Explaining Light Bulb Wattage

In recent years, light bulbs have become more efficient, sustainable, and affordable. LED lights, once almost prohibitively expensive, have become more affordable. They’re still more expensive upfront than other lighting technologies, but they last much longer than fluorescent or incandescent bulbs, while using less energy, which lowers utility costs as well as the cost of frequent replacement.


What are Watts?

As with all changes in technology, the move towards energy-efficient lighting has confused many consumers. One source of confusion is the change from measuring brightness in watts to measuring it in lumens. Wattage refers to the energy the light bulb consumes, lumens to the brightness it puts out, which is what you care about when you’re lighting your house. When incandescent light bulbs were the only option, “100 watts” was sufficient to indicate a pretty bright bulb. But with the advent of CFLs and LEDs, wattage has become irrelevant from a light standpoint; all that matters are the lumens.


Watts vs. Lumens

A high lumen rating is generally around 1600. A standard incandescent bulb would need about 100 watts to achieve this. With a halogen bulb, about 70 watts, and with an LED, 20 watts or less. A 100-watt LED bulb would be overwhelmingly bright, if not blinding. Again, LED bulbs have a high upfront cost, but the low wattage means you’re getting a longer-lasting and more efficient light source.


Knowledge is Power

Put simply, wattage just isn’t a good way to measure brightness. You don’t have to use a lot of energy to light your house anymore, so energy use isn’t a good indicator that you’ve found the right light bulb.
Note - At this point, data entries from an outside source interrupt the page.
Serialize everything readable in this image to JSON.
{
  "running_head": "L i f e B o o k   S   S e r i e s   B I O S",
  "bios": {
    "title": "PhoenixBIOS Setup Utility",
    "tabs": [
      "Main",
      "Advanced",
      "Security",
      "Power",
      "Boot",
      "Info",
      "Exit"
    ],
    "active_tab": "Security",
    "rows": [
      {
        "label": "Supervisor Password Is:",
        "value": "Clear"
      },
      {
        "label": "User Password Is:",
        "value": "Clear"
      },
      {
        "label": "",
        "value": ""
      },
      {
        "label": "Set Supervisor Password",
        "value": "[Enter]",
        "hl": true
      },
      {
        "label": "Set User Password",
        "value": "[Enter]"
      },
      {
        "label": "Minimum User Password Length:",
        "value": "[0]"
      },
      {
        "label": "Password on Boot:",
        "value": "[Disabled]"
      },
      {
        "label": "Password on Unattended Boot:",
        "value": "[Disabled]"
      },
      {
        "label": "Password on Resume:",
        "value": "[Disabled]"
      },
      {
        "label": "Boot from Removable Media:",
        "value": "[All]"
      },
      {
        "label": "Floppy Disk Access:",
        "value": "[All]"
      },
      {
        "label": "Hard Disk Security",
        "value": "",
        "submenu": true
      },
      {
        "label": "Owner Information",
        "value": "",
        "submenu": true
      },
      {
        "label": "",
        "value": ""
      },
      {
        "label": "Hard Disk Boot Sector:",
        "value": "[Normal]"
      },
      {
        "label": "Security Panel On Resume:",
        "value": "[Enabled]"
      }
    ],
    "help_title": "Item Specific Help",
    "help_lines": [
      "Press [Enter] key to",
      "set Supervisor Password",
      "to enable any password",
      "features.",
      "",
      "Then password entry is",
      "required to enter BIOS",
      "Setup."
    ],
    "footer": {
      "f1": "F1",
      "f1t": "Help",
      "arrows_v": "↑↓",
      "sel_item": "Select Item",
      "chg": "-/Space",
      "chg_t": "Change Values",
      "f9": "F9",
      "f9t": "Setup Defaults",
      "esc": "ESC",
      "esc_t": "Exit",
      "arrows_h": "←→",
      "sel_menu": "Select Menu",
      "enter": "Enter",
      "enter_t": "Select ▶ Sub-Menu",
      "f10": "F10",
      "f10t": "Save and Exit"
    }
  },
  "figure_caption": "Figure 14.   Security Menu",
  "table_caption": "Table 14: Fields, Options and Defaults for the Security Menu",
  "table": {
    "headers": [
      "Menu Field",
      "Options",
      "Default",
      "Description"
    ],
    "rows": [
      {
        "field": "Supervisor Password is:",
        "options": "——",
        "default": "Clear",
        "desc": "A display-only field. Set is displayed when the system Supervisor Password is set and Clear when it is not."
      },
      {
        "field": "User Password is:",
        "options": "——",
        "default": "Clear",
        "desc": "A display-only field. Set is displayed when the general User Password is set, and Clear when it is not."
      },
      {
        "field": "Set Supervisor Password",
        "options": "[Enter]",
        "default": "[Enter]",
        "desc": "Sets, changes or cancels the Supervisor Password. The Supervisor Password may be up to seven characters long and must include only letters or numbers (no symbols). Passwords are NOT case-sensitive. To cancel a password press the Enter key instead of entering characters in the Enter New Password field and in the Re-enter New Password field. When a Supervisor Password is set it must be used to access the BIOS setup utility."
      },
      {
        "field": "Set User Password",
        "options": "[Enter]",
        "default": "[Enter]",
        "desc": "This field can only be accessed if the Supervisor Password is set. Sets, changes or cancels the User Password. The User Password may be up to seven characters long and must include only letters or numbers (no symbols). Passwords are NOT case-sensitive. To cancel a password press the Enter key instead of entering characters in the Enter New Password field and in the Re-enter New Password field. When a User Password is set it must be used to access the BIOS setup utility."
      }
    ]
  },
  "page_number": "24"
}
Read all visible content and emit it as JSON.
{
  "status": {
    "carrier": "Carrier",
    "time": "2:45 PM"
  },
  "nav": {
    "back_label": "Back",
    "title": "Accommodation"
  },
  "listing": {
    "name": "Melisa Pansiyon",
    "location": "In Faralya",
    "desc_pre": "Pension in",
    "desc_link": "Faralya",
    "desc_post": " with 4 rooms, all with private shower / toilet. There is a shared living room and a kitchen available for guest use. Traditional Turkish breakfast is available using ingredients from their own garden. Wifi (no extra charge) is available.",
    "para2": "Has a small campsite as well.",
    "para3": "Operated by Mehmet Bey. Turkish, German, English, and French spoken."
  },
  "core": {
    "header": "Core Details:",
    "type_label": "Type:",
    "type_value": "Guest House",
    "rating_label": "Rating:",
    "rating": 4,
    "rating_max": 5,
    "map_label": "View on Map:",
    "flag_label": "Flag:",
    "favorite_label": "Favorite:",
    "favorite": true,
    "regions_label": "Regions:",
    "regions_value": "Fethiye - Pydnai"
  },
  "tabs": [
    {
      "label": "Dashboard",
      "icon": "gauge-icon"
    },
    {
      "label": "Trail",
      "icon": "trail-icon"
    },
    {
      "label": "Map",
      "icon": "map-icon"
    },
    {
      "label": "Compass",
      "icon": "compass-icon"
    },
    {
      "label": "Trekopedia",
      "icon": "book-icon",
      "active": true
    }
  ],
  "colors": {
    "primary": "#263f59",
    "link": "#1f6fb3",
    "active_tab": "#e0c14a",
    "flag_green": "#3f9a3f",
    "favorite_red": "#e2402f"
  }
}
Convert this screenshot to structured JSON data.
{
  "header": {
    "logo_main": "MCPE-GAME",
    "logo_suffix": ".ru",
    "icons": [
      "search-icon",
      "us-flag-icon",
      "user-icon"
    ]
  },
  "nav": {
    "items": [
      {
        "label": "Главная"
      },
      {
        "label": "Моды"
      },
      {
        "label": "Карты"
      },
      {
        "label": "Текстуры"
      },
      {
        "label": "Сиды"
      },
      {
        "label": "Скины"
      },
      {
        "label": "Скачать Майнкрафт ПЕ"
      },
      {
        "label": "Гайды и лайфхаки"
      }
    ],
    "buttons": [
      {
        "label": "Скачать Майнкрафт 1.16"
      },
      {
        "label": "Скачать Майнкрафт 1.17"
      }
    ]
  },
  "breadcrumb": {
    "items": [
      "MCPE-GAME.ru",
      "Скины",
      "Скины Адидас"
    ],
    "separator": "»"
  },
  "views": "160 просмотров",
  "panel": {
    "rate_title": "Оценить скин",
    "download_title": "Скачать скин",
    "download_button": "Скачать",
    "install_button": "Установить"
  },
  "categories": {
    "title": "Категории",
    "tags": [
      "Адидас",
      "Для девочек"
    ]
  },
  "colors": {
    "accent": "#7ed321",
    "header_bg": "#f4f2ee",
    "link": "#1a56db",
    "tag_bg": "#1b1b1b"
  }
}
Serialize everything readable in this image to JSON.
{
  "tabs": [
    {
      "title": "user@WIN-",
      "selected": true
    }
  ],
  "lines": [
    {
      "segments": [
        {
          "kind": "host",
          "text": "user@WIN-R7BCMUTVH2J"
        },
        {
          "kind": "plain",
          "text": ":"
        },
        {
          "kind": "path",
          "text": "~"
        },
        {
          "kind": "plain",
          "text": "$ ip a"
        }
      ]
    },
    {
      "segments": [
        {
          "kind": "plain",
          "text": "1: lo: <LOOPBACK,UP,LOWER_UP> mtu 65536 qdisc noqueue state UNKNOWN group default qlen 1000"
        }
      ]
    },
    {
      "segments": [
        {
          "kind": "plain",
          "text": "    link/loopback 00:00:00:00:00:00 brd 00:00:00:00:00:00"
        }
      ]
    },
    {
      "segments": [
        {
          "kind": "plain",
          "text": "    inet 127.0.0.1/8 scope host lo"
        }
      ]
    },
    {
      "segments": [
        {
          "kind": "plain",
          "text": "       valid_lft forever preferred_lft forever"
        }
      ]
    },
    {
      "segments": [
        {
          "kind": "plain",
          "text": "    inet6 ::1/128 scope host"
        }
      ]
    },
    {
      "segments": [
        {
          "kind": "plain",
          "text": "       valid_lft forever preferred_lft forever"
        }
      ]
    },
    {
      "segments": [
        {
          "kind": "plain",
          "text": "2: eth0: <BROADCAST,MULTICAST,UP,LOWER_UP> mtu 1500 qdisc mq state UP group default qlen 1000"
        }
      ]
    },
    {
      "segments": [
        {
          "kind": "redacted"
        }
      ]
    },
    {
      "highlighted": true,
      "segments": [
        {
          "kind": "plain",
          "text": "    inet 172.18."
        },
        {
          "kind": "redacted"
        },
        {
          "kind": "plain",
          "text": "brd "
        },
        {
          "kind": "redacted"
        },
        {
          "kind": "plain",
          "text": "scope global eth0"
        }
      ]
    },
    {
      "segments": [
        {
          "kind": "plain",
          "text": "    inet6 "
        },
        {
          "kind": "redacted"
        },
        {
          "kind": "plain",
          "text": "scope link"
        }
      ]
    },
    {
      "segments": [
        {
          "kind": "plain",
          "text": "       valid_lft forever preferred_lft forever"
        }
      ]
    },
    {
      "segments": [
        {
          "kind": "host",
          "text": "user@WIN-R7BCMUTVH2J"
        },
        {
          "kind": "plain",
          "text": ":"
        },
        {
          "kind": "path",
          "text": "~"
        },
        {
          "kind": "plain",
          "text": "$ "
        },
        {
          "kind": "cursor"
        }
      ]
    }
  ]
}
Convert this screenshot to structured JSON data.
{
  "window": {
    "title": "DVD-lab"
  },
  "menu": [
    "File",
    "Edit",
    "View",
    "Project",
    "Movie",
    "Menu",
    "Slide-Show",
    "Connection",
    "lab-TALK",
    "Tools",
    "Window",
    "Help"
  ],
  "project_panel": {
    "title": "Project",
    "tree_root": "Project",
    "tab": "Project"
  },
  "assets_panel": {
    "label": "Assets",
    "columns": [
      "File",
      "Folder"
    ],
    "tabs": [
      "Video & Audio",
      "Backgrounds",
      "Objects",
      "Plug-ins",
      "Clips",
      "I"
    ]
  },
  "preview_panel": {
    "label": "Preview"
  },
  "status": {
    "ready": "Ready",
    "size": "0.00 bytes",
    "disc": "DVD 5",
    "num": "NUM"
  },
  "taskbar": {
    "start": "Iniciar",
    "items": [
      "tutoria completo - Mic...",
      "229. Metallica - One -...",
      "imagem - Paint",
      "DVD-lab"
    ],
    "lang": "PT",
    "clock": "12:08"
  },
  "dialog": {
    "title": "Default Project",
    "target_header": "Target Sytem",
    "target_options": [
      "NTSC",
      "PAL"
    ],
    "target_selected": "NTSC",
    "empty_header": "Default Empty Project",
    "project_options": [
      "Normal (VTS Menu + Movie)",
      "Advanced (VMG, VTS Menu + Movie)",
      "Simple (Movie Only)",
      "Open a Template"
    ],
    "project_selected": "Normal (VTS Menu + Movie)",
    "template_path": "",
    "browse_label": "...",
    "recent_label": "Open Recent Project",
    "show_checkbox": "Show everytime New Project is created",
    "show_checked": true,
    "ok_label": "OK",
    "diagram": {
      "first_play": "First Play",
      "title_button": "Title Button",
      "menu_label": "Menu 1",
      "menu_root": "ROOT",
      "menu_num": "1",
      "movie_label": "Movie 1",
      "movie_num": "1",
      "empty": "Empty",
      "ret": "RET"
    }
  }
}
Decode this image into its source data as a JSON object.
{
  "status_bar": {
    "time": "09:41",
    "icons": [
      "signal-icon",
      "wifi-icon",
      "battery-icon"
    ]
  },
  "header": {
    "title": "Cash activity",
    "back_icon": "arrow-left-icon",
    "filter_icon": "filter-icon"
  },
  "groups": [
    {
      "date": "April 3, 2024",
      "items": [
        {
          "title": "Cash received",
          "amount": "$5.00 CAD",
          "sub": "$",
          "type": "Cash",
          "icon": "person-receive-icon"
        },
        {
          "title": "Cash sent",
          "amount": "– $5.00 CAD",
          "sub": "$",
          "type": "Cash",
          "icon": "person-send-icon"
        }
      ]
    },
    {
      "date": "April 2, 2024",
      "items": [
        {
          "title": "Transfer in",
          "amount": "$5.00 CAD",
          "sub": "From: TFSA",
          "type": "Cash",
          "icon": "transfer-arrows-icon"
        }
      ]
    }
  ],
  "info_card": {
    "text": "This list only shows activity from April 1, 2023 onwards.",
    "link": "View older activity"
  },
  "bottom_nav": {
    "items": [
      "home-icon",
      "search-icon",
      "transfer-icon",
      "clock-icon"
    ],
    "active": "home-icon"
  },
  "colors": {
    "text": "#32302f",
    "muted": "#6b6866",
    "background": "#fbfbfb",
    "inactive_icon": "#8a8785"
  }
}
With older types of light bulb, you’re spending a lot of energy, but you’re getting heat and not a lot of light in return.